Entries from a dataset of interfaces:
· · · ·
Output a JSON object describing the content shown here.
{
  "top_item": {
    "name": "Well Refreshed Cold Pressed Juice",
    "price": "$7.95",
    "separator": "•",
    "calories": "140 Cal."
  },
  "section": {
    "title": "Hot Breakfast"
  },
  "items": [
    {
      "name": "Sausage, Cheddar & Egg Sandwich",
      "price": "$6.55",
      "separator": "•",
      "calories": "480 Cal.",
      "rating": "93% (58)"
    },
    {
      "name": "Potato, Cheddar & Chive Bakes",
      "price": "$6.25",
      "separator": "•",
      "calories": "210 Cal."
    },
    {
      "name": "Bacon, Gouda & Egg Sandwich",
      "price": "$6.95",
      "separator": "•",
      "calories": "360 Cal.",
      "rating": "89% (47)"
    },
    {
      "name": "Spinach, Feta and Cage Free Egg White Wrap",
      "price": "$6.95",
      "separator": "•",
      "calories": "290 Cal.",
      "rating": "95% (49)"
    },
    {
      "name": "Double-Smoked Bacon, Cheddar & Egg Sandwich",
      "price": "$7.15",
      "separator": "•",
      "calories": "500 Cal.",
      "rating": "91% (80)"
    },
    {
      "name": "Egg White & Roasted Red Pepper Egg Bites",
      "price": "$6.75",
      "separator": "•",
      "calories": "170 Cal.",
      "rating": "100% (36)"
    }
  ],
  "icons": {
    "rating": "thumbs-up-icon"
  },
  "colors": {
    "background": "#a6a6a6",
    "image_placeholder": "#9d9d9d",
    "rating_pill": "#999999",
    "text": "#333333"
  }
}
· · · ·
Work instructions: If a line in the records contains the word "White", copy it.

Answer:
      "name": "Spinach, Feta and Cage Free Egg White Wrap",
      "name": "Egg White & Roasted Red Pepper Egg Bites",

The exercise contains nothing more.